As a New York Yankee fan here is my very simple reaction to the news that the Boston Red Sox have signed Carl Crawford. Oh, crap!
While most folks were sleeping, the Red Sox snagged Crawford with a seven-year, $142-million contract. "Great move, great player," was Yankee general manager Brian Cashman's simple reaction this morning.
Everywhere you look this morning, analysts are writing that this move turns up the heat on the Yankees to sign free-agent pitcher Cliff Lee, and obviously gives Lee leverage to squeeze more money out of whatever team ends up with him.
That much is obvious. If the Yankees do not land Lee they fall behind the Red Sox, who have signed Crawford and added slugging first baseman Adrian Gonzalez via trade, in the American League East.
What I want to look at is something different. Short-term, Lee has been the right target for the Yankees all along. It was obvious in 2009 that their front-line starting pitching was not good enough, and Lee is as good as there is in the game right now. Especially in the postseason.
Think about this question, though. Which guy is a better long-term investment, Crawford or Lee? If the Yankees get Lee and he helps them win a championship or two in the first few years of his deal, the Yankees won't care. I think, though, that Crawford might be the better long-term investment.
Here is ESPN's Keith Law summarizing Crawford, who hit .307 with 19 home runs, 90 RBI and 47 stolen bases for Tampa Bay in 2009.
Crawford will play in 2011 at age 29, meaning the contract takes him through his age 35 season, giving Boston several years of his peak and just a few years of decline, since athletic players who play good defense do seem to age better into their 30s. He's the best defensive left fielder in baseball and a plus-plus runner who adds a lot of value through his baserunning as a high-percentage base stealer.
Lee is already 32, and a six-or seven-year deal will take him to age 38 or 39. He is acknowledged as the best postseason pitcher in the game, but there is huge risk long-term contracts for pitchers. The Yankees signed Mike Mussina for seven years back in 2001 and got eight mostly productive ones, but that is the exception. Long-term, big-money deals for pitchers often have disastrous results. Ask the Mets about Johan Santana.
Lee is a control pitcher, not a power one. You still have to wonder how well he will age. He already missed some starts in 2009 with back issues, and you have to wonder if the Yankees -- should they sign Lee -- will be paying an awful lot and not getting much return by the end of a six- or seven-year deal.

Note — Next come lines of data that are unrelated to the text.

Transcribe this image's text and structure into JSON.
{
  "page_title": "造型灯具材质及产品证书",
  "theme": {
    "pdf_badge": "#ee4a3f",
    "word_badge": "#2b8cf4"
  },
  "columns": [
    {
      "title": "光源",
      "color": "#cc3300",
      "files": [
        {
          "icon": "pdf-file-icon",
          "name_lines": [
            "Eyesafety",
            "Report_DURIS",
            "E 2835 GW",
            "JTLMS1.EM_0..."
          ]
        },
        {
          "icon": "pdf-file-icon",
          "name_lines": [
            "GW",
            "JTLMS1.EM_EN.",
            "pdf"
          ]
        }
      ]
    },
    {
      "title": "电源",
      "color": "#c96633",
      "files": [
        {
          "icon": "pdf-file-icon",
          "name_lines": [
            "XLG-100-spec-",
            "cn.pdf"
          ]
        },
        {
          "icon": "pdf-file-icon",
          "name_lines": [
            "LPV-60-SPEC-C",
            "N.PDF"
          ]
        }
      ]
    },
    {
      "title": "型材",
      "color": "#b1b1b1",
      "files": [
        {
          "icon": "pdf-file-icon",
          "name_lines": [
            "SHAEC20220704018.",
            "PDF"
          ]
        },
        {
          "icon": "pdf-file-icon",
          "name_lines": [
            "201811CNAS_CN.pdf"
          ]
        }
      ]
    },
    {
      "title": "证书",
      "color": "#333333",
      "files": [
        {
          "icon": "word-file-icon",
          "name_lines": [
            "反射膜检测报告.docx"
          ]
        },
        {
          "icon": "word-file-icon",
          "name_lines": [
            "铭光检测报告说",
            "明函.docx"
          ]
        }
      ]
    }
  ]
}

Of course, all of this is speculative. Before any of it matters, the Yankees have to get Lee's name on a contract first. Whether the will or not is the $150-million (or more) question.